ENTRIES SUPPLIED →

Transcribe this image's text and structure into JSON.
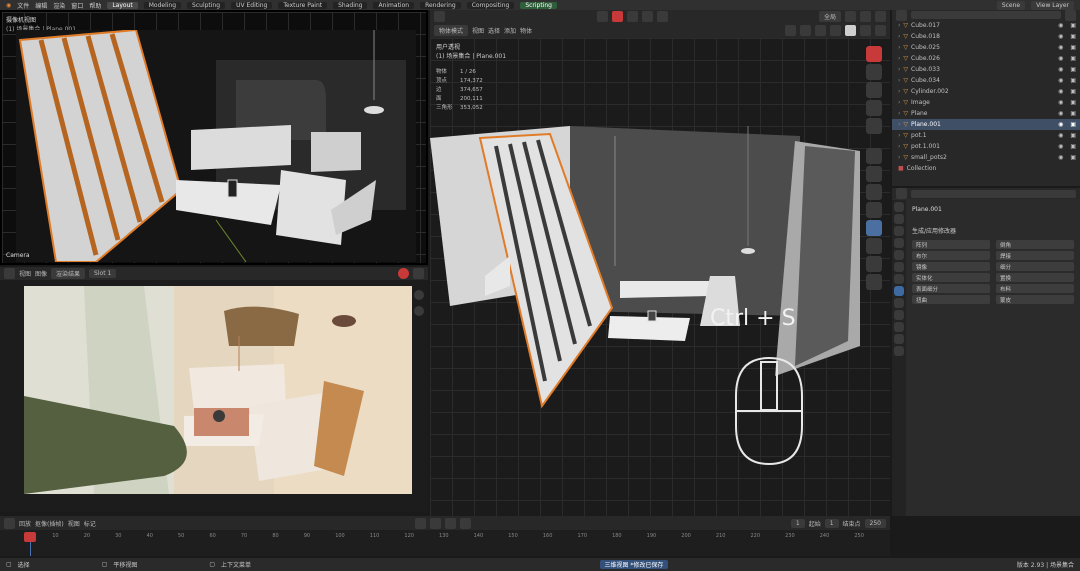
{
  "topbar": {
    "menus": [
      "文件",
      "编辑",
      "渲染",
      "窗口",
      "帮助"
    ],
    "workspaces": [
      "Layout",
      "Modeling",
      "Sculpting",
      "UV Editing",
      "Texture Paint",
      "Shading",
      "Animation",
      "Rendering",
      "Compositing",
      "Scripting"
    ],
    "active_workspace_index": 0,
    "scene_label": "Scene",
    "view_layer_label": "View Layer"
  },
  "camera_view": {
    "title": "摄像机视图",
    "subtitle": "(1) 场景集合 | Plane.001",
    "camera_label": "Camera"
  },
  "render_editor": {
    "header_items": [
      "视图",
      "图像"
    ],
    "image_name": "渲染结果",
    "slot_label": "Slot 1"
  },
  "viewport": {
    "mode": "物体模式",
    "menus": [
      "视图",
      "选择",
      "添加",
      "物体"
    ],
    "orientation": "全局",
    "info_title": "用户透视",
    "info_subtitle": "(1) 场景集合 | Plane.001",
    "stats": [
      {
        "label": "物体",
        "value": "1 / 26"
      },
      {
        "label": "顶点",
        "value": "174,372"
      },
      {
        "label": "边",
        "value": "374,657"
      },
      {
        "label": "面",
        "value": "200,111"
      },
      {
        "label": "三角形",
        "value": "353,052"
      }
    ],
    "shortcut_overlay": "Ctrl + S"
  },
  "outliner": {
    "search_placeholder": "",
    "items": [
      {
        "name": "Cube.017",
        "selected": false
      },
      {
        "name": "Cube.018",
        "selected": false
      },
      {
        "name": "Cube.025",
        "selected": false
      },
      {
        "name": "Cube.026",
        "selected": false
      },
      {
        "name": "Cube.033",
        "selected": false
      },
      {
        "name": "Cube.034",
        "selected": false
      },
      {
        "name": "Cylinder.002",
        "selected": false
      },
      {
        "name": "Image",
        "selected": false
      },
      {
        "name": "Plane",
        "selected": false
      },
      {
        "name": "Plane.001",
        "selected": true
      },
      {
        "name": "pot.1",
        "selected": false
      },
      {
        "name": "pot.1.001",
        "selected": false
      },
      {
        "name": "small_pots2",
        "selected": false
      }
    ],
    "collection_label": "Collection"
  },
  "properties": {
    "object_name": "Plane.001",
    "panel_title": "生成/应用修改器",
    "buttons": [
      "阵列",
      "倒角",
      "布尔",
      "焊接",
      "镜像",
      "细分",
      "实体化",
      "置换",
      "表面细分",
      "布料",
      "扭曲",
      "蒙皮"
    ]
  },
  "timeline": {
    "menus": [
      "回放",
      "抠像(插帧)",
      "视图",
      "标记"
    ],
    "current_frame": "1",
    "start_label": "起始",
    "start_value": "1",
    "end_label": "结束点",
    "end_value": "250",
    "ticks": [
      "0",
      "10",
      "20",
      "30",
      "40",
      "50",
      "60",
      "70",
      "80",
      "90",
      "100",
      "110",
      "120",
      "130",
      "140",
      "150",
      "160",
      "170",
      "180",
      "190",
      "200",
      "210",
      "220",
      "230",
      "240",
      "250"
    ]
  },
  "statusbar": {
    "left": [
      "选择",
      "平移视图",
      "上下文菜单"
    ],
    "center": "三维视图 *修改已保存",
    "right": "版本 2.93 | 场景集合"
  },
  "colors": {
    "accent": "#e0873a",
    "selected_row": "#3f4f66",
    "panel": "#303030"
  }
}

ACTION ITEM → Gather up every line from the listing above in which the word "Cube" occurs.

OUTPUT OF THE EXERCISE →
        "name": "Cube.017",
        "name": "Cube.018",
        "name": "Cube.025",
        "name": "Cube.026",
        "name": "Cube.033",
        "name": "Cube.034",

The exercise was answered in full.